Copy every line below where the string "Microsoft" is found.

┄┄┄┄┄┄

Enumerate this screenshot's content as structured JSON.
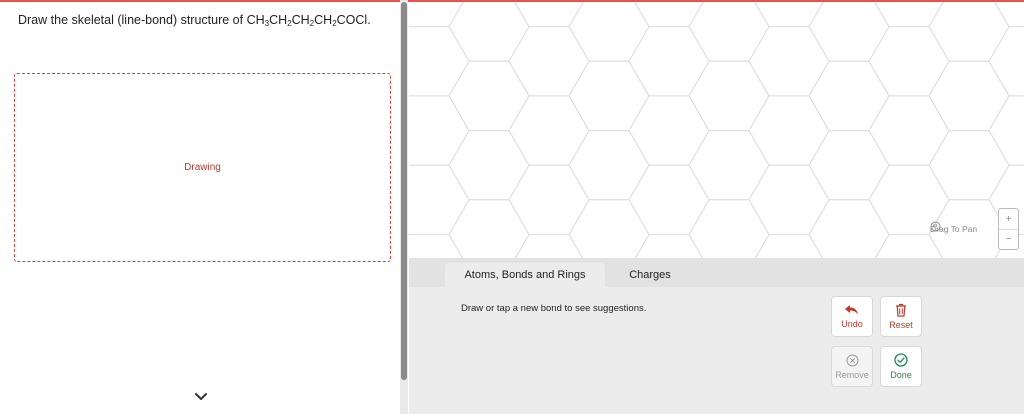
{
  "question": {
    "prefix": "Draw the skeletal (line-bond) structure of ",
    "formula": [
      {
        "t": "CH"
      },
      {
        "s": "3"
      },
      {
        "t": "CH"
      },
      {
        "s": "2"
      },
      {
        "t": "CH"
      },
      {
        "s": "2"
      },
      {
        "t": "CH"
      },
      {
        "s": "2"
      },
      {
        "t": "COCl."
      }
    ]
  },
  "drawing": {
    "label": "Drawing"
  },
  "canvas": {
    "pan_label": "Drag To Pan",
    "zoom_in": "+",
    "zoom_out": "−"
  },
  "tabs": [
    {
      "label": "Atoms, Bonds and Rings"
    },
    {
      "label": "Charges"
    }
  ],
  "hint": "Draw or tap a new bond to see suggestions.",
  "buttons": {
    "undo": "Undo",
    "reset": "Reset",
    "remove": "Remove",
    "done": "Done"
  },
  "colors": {
    "accent": "#c0392b",
    "done": "#1f8a55",
    "grid": "#dedede"
  }
}
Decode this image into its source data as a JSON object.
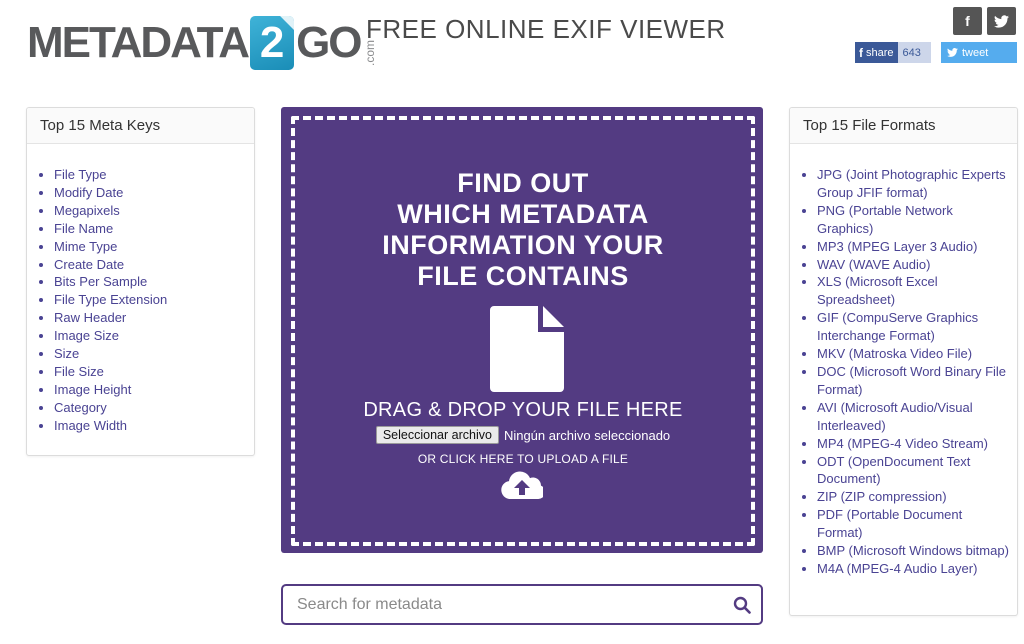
{
  "logo": {
    "part1": "METADATA",
    "mid": "2",
    "part2": "GO",
    "suffix": ".com"
  },
  "page_title": "FREE ONLINE EXIF VIEWER",
  "social": {
    "facebook_glyph": "f",
    "share_label": "share",
    "share_count": "643",
    "tweet_label": "tweet"
  },
  "left_box": {
    "title": "Top 15 Meta Keys",
    "items": [
      "File Type",
      "Modify Date",
      "Megapixels",
      "File Name",
      "Mime Type",
      "Create Date",
      "Bits Per Sample",
      "File Type Extension",
      "Raw Header",
      "Image Size",
      "Size",
      "File Size",
      "Image Height",
      "Category",
      "Image Width"
    ]
  },
  "right_box": {
    "title": "Top 15 File Formats",
    "items": [
      "JPG (Joint Photographic Experts Group JFIF format)",
      "PNG (Portable Network Graphics)",
      "MP3 (MPEG Layer 3 Audio)",
      "WAV (WAVE Audio)",
      "XLS (Microsoft Excel Spreadsheet)",
      "GIF (CompuServe Graphics Interchange Format)",
      "MKV (Matroska Video File)",
      "DOC (Microsoft Word Binary File Format)",
      "AVI (Microsoft Audio/Visual Interleaved)",
      "MP4 (MPEG-4 Video Stream)",
      "ODT (OpenDocument Text Document)",
      "ZIP (ZIP compression)",
      "PDF (Portable Document Format)",
      "BMP (Microsoft Windows bitmap)",
      "M4A (MPEG-4 Audio Layer)"
    ]
  },
  "dropzone": {
    "heading_lines": [
      "FIND OUT",
      "WHICH METADATA",
      "INFORMATION YOUR",
      "FILE CONTAINS"
    ],
    "drag_text": "DRAG & DROP YOUR FILE HERE",
    "file_button": "Seleccionar archivo",
    "file_status": "Ningún archivo seleccionado",
    "click_text": "OR CLICK HERE TO UPLOAD A FILE"
  },
  "search": {
    "placeholder": "Search for metadata"
  },
  "colors": {
    "accent": "#533b82",
    "link": "#4a4393",
    "facebook": "#3b5998",
    "twitter": "#55acee",
    "logo_blue": "#1a8db7"
  },
  "icons": [
    "facebook-icon",
    "twitter-icon",
    "file-icon",
    "cloud-upload-icon",
    "search-icon"
  ]
}
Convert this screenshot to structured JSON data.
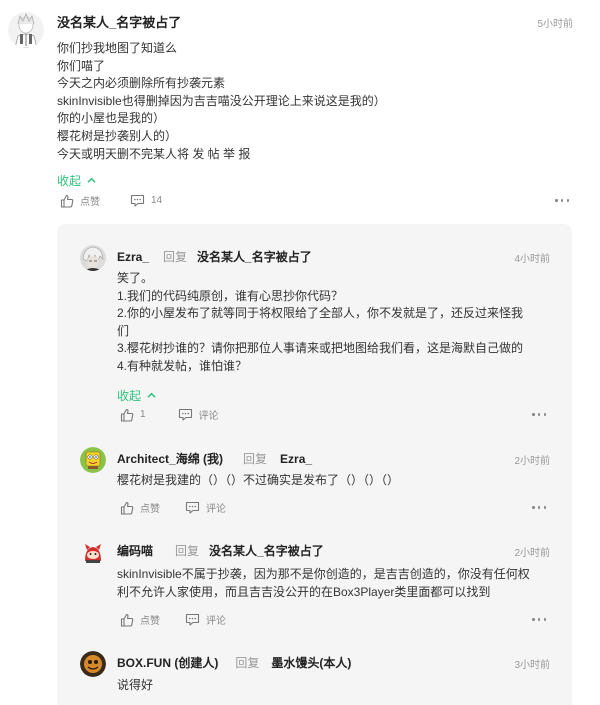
{
  "main": {
    "author": "没名某人_名字被占了",
    "time": "5小时前",
    "lines": [
      "你们抄我地图了知道么",
      "你们喵了",
      "今天之内必须删除所有抄袭元素",
      "skinInvisible也得删掉因为吉吉喵没公开理论上来说这是我的）",
      "你的小屋也是我的）",
      "樱花树是抄袭别人的）",
      "今天或明天删不完某人将 发 帖 举 报"
    ],
    "collapse_label": "收起",
    "like_label": "点赞",
    "comment_count": "14"
  },
  "replies": [
    {
      "author": "Ezra_",
      "verb": "回复",
      "target": "没名某人_名字被占了",
      "time": "4小时前",
      "lines": [
        "笑了。",
        "1.我们的代码纯原创，谁有心思抄你代码？",
        "2.你的小屋发布了就等同于将权限给了全部人，你不发就是了，还反过来怪我",
        "们",
        "3.樱花树抄谁的？请你把那位人事请来或把地图给我们看，这是海默自己做的",
        "4.有种就发帖，谁怕谁？"
      ],
      "collapse_label": "收起",
      "like_label": "1",
      "comment_label": "评论"
    },
    {
      "author": "Architect_海绵 (我)",
      "verb": "回复",
      "target": "Ezra_",
      "time": "2小时前",
      "lines": [
        "樱花树是我建的（）（）不过确实是发布了（）（）（）"
      ],
      "like_label": "点赞",
      "comment_label": "评论"
    },
    {
      "author": "编码喵",
      "verb": "回复",
      "target": "没名某人_名字被占了",
      "time": "2小时前",
      "lines": [
        "skinInvisible不属于抄袭，因为那不是你创造的，是吉吉创造的，你没有任何权",
        "利不允许人家使用，而且吉吉没公开的在Box3Player类里面都可以找到"
      ],
      "like_label": "点赞",
      "comment_label": "评论"
    },
    {
      "author": "BOX.FUN (创建人)",
      "verb": "回复",
      "target": "墨水馒头(本人)",
      "time": "3小时前",
      "lines": [
        "说得好"
      ]
    }
  ],
  "colors": {
    "accent": "#2ec27e",
    "reply_bg": "#f5f5f5",
    "muted": "#999999"
  },
  "icons": [
    "thumbs-up-icon",
    "comment-icon",
    "more-icon",
    "chevron-up-icon"
  ]
}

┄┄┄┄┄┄

**FINISHED TASK**
      "XLS (Microsoft Excel Spreadsheet)",
      "DOC (Microsoft Word Binary File Format)",
      "AVI (Microsoft Audio/Visual Interleaved)",
      "BMP (Microsoft Windows bitmap)",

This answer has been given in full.